*** Records for this task ***
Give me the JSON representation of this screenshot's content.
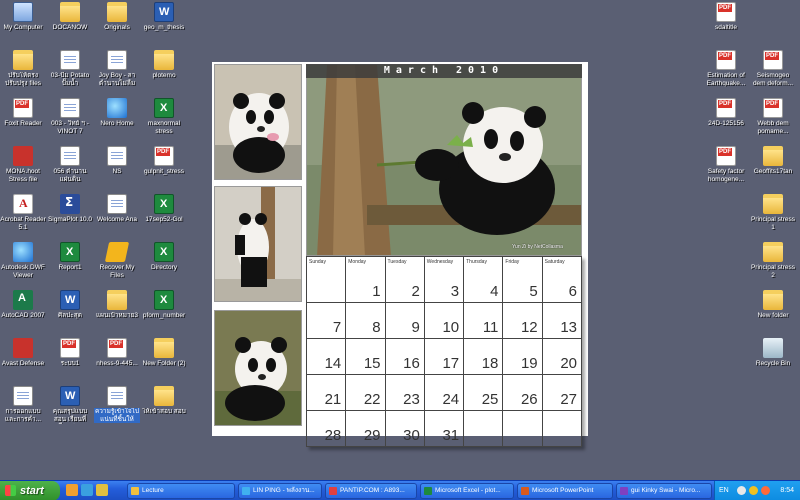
{
  "desktop": {
    "icons_left": [
      {
        "label": "My Computer",
        "glyph": "computer-icon"
      },
      {
        "label": "DOCANOW",
        "glyph": "folder-icon"
      },
      {
        "label": "Originals",
        "glyph": "folder-icon"
      },
      {
        "label": "geo_m_thesis",
        "glyph": "word-doc-icon"
      },
      {
        "label": "ปรับให้ตรง ปรับปรุง files",
        "glyph": "folder-icon"
      },
      {
        "label": "03-ปั๊ม Potato ปั๊มน้ำ",
        "glyph": "document-icon"
      },
      {
        "label": "Joy Boy - ลา ตำนานไม่ลืม",
        "glyph": "document-icon"
      },
      {
        "label": "plotemo",
        "glyph": "folder-icon"
      },
      {
        "label": "Foxit Reader",
        "glyph": "pdf-icon"
      },
      {
        "label": "003 - วิทย์ ฯ - VINOT 7",
        "glyph": "document-icon"
      },
      {
        "label": "Nero Home",
        "glyph": "globe-icon"
      },
      {
        "label": "maxnormal stress",
        "glyph": "excel-icon"
      },
      {
        "label": "MONA.hoot Stress file",
        "glyph": "shield-icon"
      },
      {
        "label": "056 ตำนาน แผ่นดิน",
        "glyph": "document-icon"
      },
      {
        "label": "NS",
        "glyph": "document-icon"
      },
      {
        "label": "gulpnit_stress",
        "glyph": "pdf-icon"
      },
      {
        "label": "Acrobat Reader 5.1",
        "glyph": "acrobat-icon"
      },
      {
        "label": "SigmaPlot 10.0",
        "glyph": "sigma-icon"
      },
      {
        "label": "Welcome Ana",
        "glyph": "document-icon"
      },
      {
        "label": "17sep52-Gol",
        "glyph": "excel-icon"
      },
      {
        "label": "Autodesk DWF Viewer",
        "glyph": "globe-icon"
      },
      {
        "label": "Report1",
        "glyph": "excel-icon"
      },
      {
        "label": "Recover My Files",
        "glyph": "recover-icon"
      },
      {
        "label": "Directory",
        "glyph": "excel-icon"
      },
      {
        "label": "AutoCAD 2007",
        "glyph": "autocad-icon"
      },
      {
        "label": "ศิลปะสุด",
        "glyph": "word-doc-icon"
      },
      {
        "label": "แผนเป้าหมาย3",
        "glyph": "folder-icon"
      },
      {
        "label": "pform_number",
        "glyph": "excel-icon"
      },
      {
        "label": "Avast Defense",
        "glyph": "shield-icon"
      },
      {
        "label": "ระบบ1",
        "glyph": "pdf-icon"
      },
      {
        "label": "nhess-9-445...",
        "glyph": "pdf-icon"
      },
      {
        "label": "New Folder (2)",
        "glyph": "folder-icon"
      },
      {
        "label": "การออกแบบ และการคำ...",
        "glyph": "document-icon"
      },
      {
        "label": "คุณสรุปแบบสอน เรียนที่เรียนสร...",
        "glyph": "word-doc-icon"
      },
      {
        "label": "ความรู้เข้าใจไป แน่นที่ชิ้นให้",
        "glyph": "document-icon"
      },
      {
        "label": "ให้เข้าสอบ สอบ",
        "glyph": "folder-icon"
      }
    ],
    "icons_right": [
      {
        "label": "sdaltitle",
        "glyph": "pdf-icon"
      },
      {
        "label": "Estimation of Earthquake...",
        "glyph": "pdf-icon"
      },
      {
        "label": "Seismogeo dem deform...",
        "glyph": "pdf-icon"
      },
      {
        "label": "24D-125156",
        "glyph": "pdf-icon"
      },
      {
        "label": "Webb dem pomarne...",
        "glyph": "pdf-icon"
      },
      {
        "label": "Safety factor homogene...",
        "glyph": "pdf-icon"
      },
      {
        "label": "Geoffits17tan",
        "glyph": "folder-icon"
      },
      {
        "label": "Principal stress 1",
        "glyph": "folder-icon"
      },
      {
        "label": "Principal stress 2",
        "glyph": "folder-icon"
      },
      {
        "label": "New folder",
        "glyph": "folder-icon"
      },
      {
        "label": "Recycle Bin",
        "glyph": "recycle-bin-icon"
      }
    ]
  },
  "calendar": {
    "month_title": "March 2010",
    "photo_credit": "Yun Zi by NetCollasma",
    "weekdays": [
      "Sunday",
      "Monday",
      "Tuesday",
      "Wednesday",
      "Thursday",
      "Friday",
      "Saturday"
    ],
    "weeks": [
      [
        "",
        "1",
        "2",
        "3",
        "4",
        "5",
        "6"
      ],
      [
        "7",
        "8",
        "9",
        "10",
        "11",
        "12",
        "13"
      ],
      [
        "14",
        "15",
        "16",
        "17",
        "18",
        "19",
        "20"
      ],
      [
        "21",
        "22",
        "23",
        "24",
        "25",
        "26",
        "27"
      ],
      [
        "28",
        "29",
        "30",
        "31",
        "",
        "",
        ""
      ]
    ]
  },
  "taskbar": {
    "start_label": "start",
    "tasks": [
      {
        "label": "Lecture",
        "icon": "folder-icon"
      },
      {
        "label": "LIN PING - พลังงาน...",
        "icon": "chat-icon"
      },
      {
        "label": "PANTIP.COM : A893...",
        "icon": "browser-icon"
      },
      {
        "label": "Microsoft Excel - plot...",
        "icon": "excel-icon"
      },
      {
        "label": "Microsoft PowerPoint",
        "icon": "powerpoint-icon"
      },
      {
        "label": "gui Kinky Swai - Micro...",
        "icon": "media-icon"
      }
    ],
    "tray": {
      "language": "EN",
      "clock": "8:54"
    }
  }
}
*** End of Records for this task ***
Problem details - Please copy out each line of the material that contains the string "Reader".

Answer section -
        "label": "Foxit Reader",
        "label": "Acrobat Reader 5.1",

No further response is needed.